In Herd Chiropractic Clinic, P.C. v. State Farm Mutual Automobile Insurance Company, the court was faced with a carrier’s appeal from the trial court’s award of attorney’s fees to a chiropractor that had treated the insured. The insured suffered injuries following a car accident and sought medical care, including chiropractic treatment. Pursuant to § 1797 of the Pennsylvania Motor Vehicle Financial Responsibility Law, the carrier submitted the insured’s bills to a peer review organization for review. The peer review deemed the insured’s chiropractic treatments not medically necessary and the carrier refused to pay.
The chiropractor filed suit against the carrier, seeking unpaid medical expenses, as well as attorneys’ fees and treble damages for bad faith. After a non-jury trial, the trial court found that the chiropractic treatment was necessary and allowed unpaid medical expenses of $1,380.68, but refused to award treble damages and attorneys’ fees.

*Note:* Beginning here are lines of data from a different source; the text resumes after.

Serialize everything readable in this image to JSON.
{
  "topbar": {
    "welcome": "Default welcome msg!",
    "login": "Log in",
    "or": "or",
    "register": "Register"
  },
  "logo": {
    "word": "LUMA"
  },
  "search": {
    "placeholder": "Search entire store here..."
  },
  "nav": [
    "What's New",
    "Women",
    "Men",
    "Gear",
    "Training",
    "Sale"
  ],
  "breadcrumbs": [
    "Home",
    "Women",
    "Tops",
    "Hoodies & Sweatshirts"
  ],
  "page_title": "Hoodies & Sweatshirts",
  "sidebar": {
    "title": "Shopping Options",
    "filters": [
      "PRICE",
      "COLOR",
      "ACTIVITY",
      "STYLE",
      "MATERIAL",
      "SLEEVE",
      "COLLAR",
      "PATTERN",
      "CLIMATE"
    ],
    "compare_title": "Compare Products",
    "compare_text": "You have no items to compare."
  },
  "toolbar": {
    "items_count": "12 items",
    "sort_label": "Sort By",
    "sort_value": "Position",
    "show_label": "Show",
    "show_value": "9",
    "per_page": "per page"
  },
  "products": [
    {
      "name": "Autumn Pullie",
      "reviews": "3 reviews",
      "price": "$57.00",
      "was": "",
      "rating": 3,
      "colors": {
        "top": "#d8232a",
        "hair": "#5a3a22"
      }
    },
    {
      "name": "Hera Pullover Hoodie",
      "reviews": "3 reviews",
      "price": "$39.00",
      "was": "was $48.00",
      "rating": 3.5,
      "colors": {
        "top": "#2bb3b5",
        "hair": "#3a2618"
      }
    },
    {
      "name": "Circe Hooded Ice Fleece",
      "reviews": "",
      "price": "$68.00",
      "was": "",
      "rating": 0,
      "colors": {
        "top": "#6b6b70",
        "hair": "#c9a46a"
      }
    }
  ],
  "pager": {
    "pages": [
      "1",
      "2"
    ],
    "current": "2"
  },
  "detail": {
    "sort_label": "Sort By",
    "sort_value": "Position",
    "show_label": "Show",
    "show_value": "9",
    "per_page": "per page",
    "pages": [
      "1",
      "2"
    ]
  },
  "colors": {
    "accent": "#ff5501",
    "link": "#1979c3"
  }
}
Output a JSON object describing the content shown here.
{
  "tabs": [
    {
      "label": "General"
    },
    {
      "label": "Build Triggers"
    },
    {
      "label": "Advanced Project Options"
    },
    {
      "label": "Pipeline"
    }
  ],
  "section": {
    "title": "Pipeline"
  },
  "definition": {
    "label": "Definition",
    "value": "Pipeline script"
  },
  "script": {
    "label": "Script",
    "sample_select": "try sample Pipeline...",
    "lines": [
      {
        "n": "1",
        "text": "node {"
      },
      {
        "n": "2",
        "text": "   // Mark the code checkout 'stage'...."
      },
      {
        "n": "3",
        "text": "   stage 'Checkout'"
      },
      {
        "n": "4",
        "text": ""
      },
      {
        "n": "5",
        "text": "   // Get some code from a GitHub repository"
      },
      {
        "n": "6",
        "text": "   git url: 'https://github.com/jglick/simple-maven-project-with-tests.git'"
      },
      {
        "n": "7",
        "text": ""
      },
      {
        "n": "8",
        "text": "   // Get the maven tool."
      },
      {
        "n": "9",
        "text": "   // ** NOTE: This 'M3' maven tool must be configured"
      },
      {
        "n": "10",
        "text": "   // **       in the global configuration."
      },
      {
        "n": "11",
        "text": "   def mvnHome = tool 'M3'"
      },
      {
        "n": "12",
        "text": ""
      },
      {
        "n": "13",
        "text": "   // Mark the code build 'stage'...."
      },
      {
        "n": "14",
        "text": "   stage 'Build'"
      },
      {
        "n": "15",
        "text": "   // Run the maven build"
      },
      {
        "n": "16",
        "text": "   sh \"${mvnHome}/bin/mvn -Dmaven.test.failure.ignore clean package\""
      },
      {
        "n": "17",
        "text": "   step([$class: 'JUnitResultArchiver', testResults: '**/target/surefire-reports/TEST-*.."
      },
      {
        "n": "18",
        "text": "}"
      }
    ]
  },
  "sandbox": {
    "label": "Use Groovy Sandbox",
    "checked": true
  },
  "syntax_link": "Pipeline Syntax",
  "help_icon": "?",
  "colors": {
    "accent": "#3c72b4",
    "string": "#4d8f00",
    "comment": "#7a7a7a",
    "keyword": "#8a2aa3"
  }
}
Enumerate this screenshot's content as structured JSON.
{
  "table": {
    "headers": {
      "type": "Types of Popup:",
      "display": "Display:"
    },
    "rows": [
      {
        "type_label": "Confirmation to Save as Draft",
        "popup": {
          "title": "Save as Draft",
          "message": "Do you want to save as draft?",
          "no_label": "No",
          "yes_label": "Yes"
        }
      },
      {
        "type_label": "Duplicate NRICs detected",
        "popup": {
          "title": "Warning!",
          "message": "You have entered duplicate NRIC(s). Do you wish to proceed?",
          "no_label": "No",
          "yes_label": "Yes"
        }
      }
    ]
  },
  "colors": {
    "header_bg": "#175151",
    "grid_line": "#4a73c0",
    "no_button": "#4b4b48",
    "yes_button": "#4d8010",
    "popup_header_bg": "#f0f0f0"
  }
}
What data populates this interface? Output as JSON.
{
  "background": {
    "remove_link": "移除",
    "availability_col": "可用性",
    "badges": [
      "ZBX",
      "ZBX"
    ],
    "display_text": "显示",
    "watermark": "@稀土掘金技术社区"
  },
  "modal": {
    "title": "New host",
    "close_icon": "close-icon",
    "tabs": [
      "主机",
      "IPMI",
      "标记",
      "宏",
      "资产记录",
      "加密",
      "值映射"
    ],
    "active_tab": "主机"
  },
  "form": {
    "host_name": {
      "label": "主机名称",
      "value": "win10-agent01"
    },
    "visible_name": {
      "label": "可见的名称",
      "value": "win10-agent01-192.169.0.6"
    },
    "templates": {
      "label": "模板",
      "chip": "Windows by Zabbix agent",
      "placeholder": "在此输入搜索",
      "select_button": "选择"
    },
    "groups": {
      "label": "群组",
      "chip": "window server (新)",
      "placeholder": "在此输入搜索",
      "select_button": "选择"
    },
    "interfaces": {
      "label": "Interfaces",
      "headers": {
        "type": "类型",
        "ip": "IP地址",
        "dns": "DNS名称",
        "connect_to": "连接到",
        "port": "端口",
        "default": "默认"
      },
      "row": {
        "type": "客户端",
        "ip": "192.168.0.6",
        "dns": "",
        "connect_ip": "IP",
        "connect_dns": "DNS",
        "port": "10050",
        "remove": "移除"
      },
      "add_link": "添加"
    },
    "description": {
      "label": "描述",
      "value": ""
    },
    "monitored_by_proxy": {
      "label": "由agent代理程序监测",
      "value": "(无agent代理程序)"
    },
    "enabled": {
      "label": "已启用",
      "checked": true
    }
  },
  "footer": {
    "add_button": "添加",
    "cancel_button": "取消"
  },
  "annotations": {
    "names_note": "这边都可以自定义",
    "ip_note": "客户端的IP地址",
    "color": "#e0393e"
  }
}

The chiropractor filed a motion for reconsideration and the court awarded $27,047.50 in attorneys’ fees.
The carrier filed this appeal and raised three issues: “(1) Whether an error of law was committed where the Court of Common Pleas interpreted . . . § 1797 . . . to allow imposition of attorneys fees even though it was held that [the carrier] complied . . . in conducting a peer review”; “(2) Whether an error of law was committed where the Court of Common Pleas failed to recognize and follow the mandatory authority of the Superior Court’s opinion in Barnum v. State Farm
. . . disallowing attorney’s fees where an insurer follows the peer review process; and “(3) Whether the court erred or abused its discretion where the court limited the testimony of [an expert witness] to whether [the insured’s] conduct was “wanton,” and . . . [to the law’s] intention of limiting recovery to the outstanding bills plus interest where an insurer complies with the peer review process.”
The court began by analyzing the carrier’s compliance with § 1797, finding that, since the carrier engaged in the peer review process it could not be liable for bad faith under the statute. Because the trial court properly denied treble damages for bad faith, the court found no error in the trial court’s reasoning. Examining the text of §1797, the court held that “There is
nothing in the language of the statute that specifically precludes attorneys’ fees where a peer review decision is challenged and the court finds the treatment reasonable and necessary.”
The court also rejected the carrier’s reliance on Barnum
, finding that the case did not address the issue of attorney’s fees, but stands for the proposition that an insurer who follows the peer review process cannot be liable for treble damages for bad faith.
Lastly, the court discarded the carrier’s claim that the trial court abused its discretion by limiting the testimony of an expert witness. The court noted that the chiropractor’s motion to exclude this testimony was denied, subject to a limitation of the testimony to the issue of the carrier’s “wanton conduct.” At that time, the carrier waived its objection, preventing any opportunity to raise the issue on appeal. As a result, the appellate court affirmed the judgment of the trial court.
Date of Decision: August 23, 2011